» TASK OBJECTIVE
Once the images are set aside, print the remaining lines below exactly.
START DATA FOR THE TASK
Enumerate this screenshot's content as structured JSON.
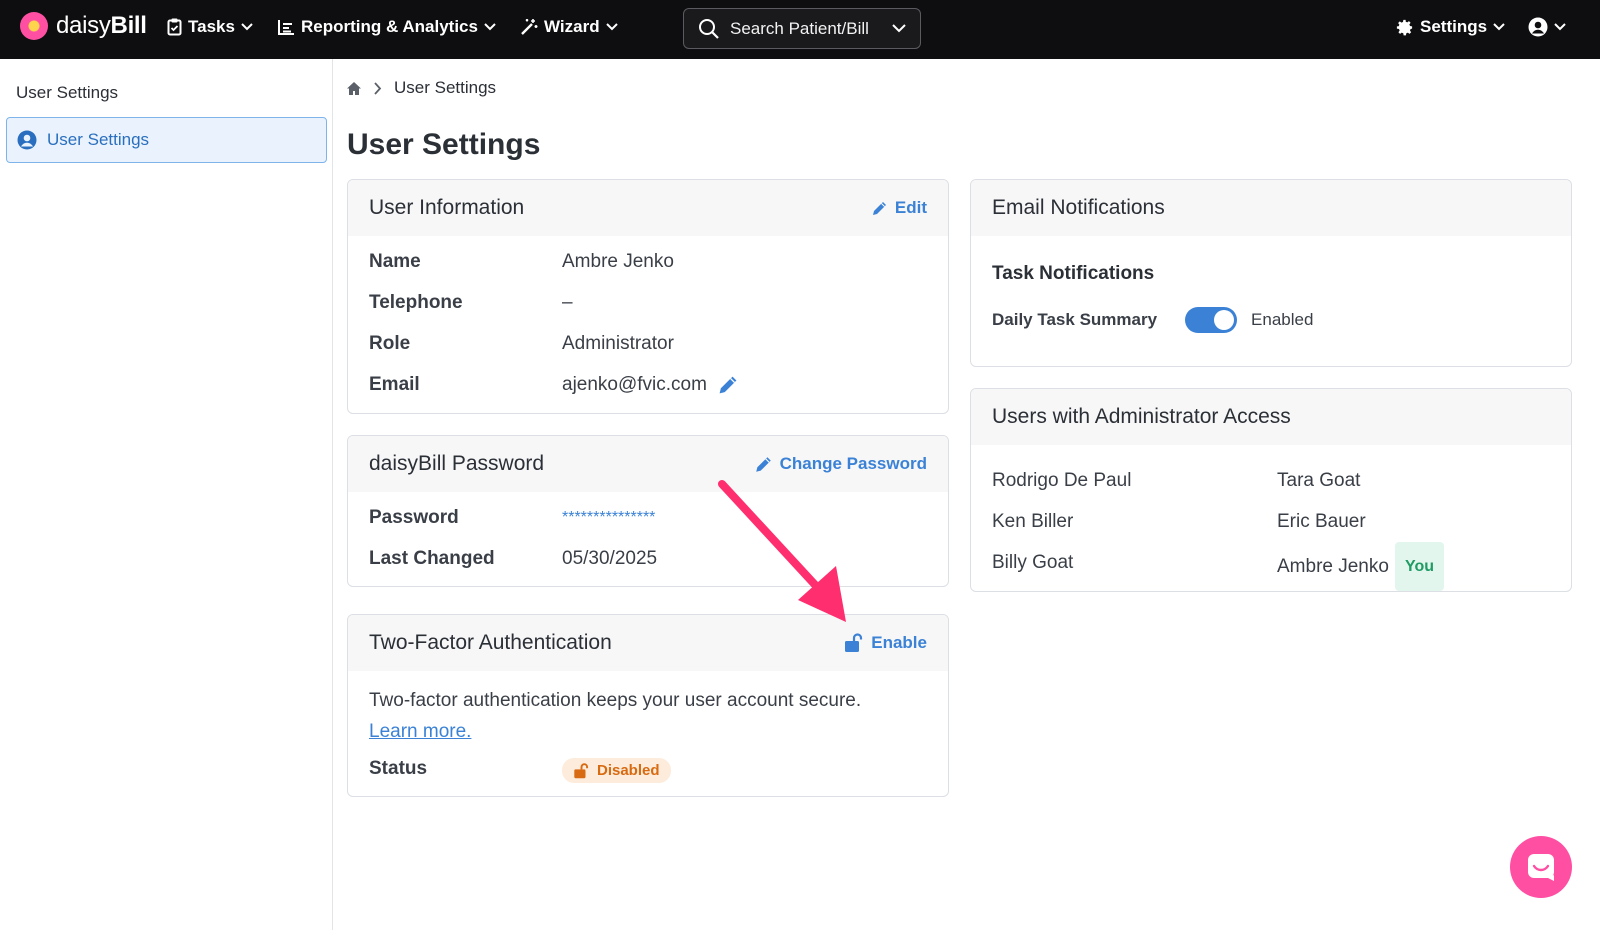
{
  "nav": {
    "logo_light": "daisy",
    "logo_bold": "Bill",
    "tasks": "Tasks",
    "reporting": "Reporting & Analytics",
    "wizard": "Wizard",
    "search_placeholder": "Search Patient/Bill",
    "settings": "Settings"
  },
  "sidebar": {
    "title": "User Settings",
    "items": [
      {
        "label": "User Settings"
      }
    ]
  },
  "breadcrumb": {
    "current": "User Settings"
  },
  "page_title": "User Settings",
  "user_info": {
    "title": "User Information",
    "action": "Edit",
    "rows": [
      {
        "label": "Name",
        "value": "Ambre Jenko"
      },
      {
        "label": "Telephone",
        "value": "–"
      },
      {
        "label": "Role",
        "value": "Administrator"
      },
      {
        "label": "Email",
        "value": "ajenko@fvic.com"
      }
    ]
  },
  "password": {
    "title": "daisyBill Password",
    "action": "Change Password",
    "rows": [
      {
        "label": "Password",
        "value": "***************"
      },
      {
        "label": "Last Changed",
        "value": "05/30/2025"
      }
    ]
  },
  "two_factor": {
    "title": "Two-Factor Authentication",
    "action": "Enable",
    "description": "Two-factor authentication keeps your user account secure.",
    "learn_more": "Learn more.",
    "status_label": "Status",
    "status_value": "Disabled"
  },
  "email_notifications": {
    "title": "Email Notifications",
    "section": "Task Notifications",
    "daily_label": "Daily Task Summary",
    "daily_state": "Enabled"
  },
  "admins": {
    "title": "Users with Administrator Access",
    "left": [
      "Rodrigo De Paul",
      "Ken Biller",
      "Billy Goat"
    ],
    "right": [
      "Tara Goat",
      "Eric Bauer",
      "Ambre Jenko"
    ],
    "you_badge": "You"
  },
  "colors": {
    "accent": "#3b82d6",
    "brand_pink": "#ff4fa3",
    "nav_bg": "#0e0e10"
  }
}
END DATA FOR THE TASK
» RESULT
Enumerate this screenshot's content as structured JSON.
{
  "nav": {
    "logo_light": "daisy",
    "logo_bold": "Bill",
    "tasks": "Tasks",
    "reporting": "Reporting & Analytics",
    "wizard": "Wizard",
    "search_placeholder": "Search Patient/Bill",
    "settings": "Settings"
  },
  "sidebar": {
    "title": "User Settings",
    "items": [
      {
        "label": "User Settings"
      }
    ]
  },
  "breadcrumb": {
    "current": "User Settings"
  },
  "page_title": "User Settings",
  "user_info": {
    "title": "User Information",
    "action": "Edit",
    "rows": [
      {
        "label": "Name",
        "value": "Ambre Jenko"
      },
      {
        "label": "Telephone",
        "value": "–"
      },
      {
        "label": "Role",
        "value": "Administrator"
      },
      {
        "label": "Email",
        "value": "ajenko@fvic.com"
      }
    ]
  },
  "password": {
    "title": "daisyBill Password",
    "action": "Change Password",
    "rows": [
      {
        "label": "Password",
        "value": "***************"
      },
      {
        "label": "Last Changed",
        "value": "05/30/2025"
      }
    ]
  },
  "two_factor": {
    "title": "Two-Factor Authentication",
    "action": "Enable",
    "description": "Two-factor authentication keeps your user account secure.",
    "learn_more": "Learn more.",
    "status_label": "Status",
    "status_value": "Disabled"
  },
  "email_notifications": {
    "title": "Email Notifications",
    "section": "Task Notifications",
    "daily_label": "Daily Task Summary",
    "daily_state": "Enabled"
  },
  "admins": {
    "title": "Users with Administrator Access",
    "left": [
      "Rodrigo De Paul",
      "Ken Biller",
      "Billy Goat"
    ],
    "right": [
      "Tara Goat",
      "Eric Bauer",
      "Ambre Jenko"
    ],
    "you_badge": "You"
  },
  "colors": {
    "accent": "#3b82d6",
    "brand_pink": "#ff4fa3",
    "nav_bg": "#0e0e10"
  }
}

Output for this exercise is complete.